Dataset rows describing interfaces
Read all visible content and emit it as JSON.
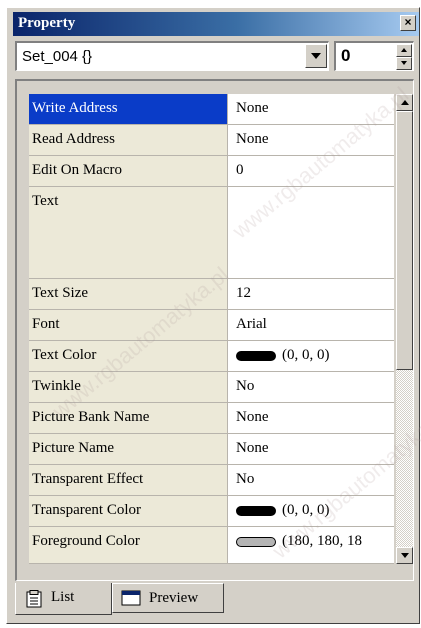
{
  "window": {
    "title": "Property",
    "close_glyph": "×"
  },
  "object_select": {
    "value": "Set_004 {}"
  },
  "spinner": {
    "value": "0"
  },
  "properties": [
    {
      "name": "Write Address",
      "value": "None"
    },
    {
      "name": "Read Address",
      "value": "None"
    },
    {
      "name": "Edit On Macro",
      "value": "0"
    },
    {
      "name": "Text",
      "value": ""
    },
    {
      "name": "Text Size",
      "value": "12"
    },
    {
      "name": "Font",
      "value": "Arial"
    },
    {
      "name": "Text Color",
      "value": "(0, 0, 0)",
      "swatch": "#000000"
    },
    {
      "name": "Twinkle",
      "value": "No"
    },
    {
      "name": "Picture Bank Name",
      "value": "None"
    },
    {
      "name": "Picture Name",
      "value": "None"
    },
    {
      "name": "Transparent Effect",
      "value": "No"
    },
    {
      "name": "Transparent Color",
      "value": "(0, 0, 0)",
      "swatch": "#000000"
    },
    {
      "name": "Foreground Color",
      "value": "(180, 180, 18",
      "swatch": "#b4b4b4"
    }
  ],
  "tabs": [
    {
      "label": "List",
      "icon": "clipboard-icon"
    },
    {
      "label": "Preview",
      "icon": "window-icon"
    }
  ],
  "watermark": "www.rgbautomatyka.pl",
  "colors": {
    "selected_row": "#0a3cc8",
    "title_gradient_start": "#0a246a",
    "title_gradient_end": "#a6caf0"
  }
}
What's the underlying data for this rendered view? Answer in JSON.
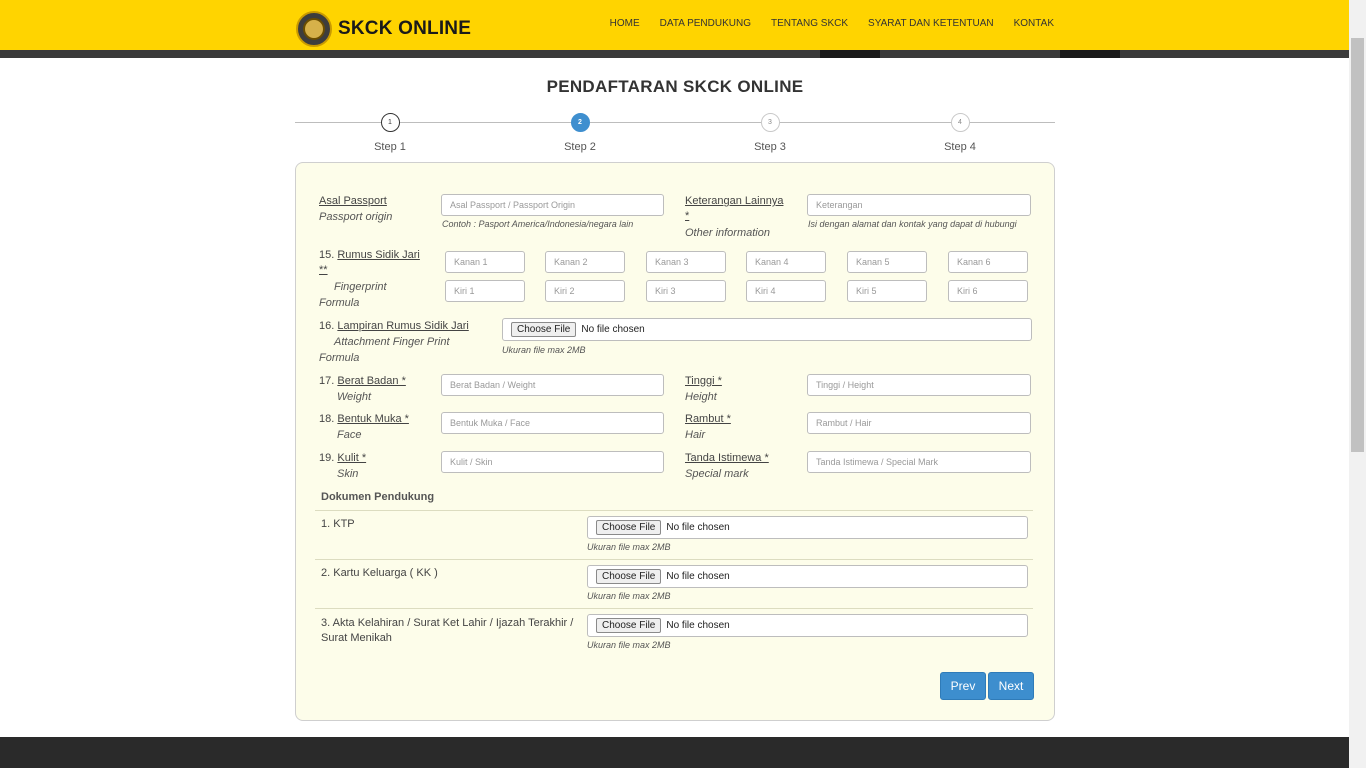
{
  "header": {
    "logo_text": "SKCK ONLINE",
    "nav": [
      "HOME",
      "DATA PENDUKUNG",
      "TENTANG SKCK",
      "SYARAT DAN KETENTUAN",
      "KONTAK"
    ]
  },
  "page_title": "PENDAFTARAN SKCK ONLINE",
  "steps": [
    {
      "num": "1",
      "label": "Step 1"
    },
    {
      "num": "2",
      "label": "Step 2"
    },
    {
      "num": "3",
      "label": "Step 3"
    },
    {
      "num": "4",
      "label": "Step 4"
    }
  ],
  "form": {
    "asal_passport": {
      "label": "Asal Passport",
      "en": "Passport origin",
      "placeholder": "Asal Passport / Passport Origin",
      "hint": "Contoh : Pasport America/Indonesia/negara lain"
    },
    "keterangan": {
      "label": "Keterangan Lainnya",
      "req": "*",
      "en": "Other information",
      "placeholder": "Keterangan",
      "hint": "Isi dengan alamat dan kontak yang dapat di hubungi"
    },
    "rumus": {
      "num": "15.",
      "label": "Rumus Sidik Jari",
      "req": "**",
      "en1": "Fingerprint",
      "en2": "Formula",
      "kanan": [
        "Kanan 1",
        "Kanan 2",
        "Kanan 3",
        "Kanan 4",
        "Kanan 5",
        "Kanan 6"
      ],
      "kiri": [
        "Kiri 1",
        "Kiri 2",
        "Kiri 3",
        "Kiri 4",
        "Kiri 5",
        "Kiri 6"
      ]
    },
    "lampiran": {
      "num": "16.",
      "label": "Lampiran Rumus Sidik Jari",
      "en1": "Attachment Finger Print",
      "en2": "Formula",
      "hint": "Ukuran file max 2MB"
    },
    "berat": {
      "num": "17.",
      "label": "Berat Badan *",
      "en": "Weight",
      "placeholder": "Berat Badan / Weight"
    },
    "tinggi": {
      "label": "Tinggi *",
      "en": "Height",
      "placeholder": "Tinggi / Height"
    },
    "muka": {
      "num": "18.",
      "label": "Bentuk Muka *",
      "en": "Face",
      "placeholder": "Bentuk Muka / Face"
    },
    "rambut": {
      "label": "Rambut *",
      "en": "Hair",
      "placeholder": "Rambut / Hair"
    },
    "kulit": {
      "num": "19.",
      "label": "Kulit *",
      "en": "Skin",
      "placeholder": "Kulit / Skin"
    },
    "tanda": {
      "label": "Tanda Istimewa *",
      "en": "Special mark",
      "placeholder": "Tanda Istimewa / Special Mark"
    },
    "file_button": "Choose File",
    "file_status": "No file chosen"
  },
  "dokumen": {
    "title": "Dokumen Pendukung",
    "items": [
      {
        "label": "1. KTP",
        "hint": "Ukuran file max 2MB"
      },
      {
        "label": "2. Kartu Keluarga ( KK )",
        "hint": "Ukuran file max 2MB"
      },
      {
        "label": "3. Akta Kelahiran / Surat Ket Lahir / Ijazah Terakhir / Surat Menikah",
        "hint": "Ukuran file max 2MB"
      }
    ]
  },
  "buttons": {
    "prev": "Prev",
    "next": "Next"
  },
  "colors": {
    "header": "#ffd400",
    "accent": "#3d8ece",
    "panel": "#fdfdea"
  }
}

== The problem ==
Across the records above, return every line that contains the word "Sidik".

== Your response ==
      "label": "Rumus Sidik Jari",
      "label": "Lampiran Rumus Sidik Jari",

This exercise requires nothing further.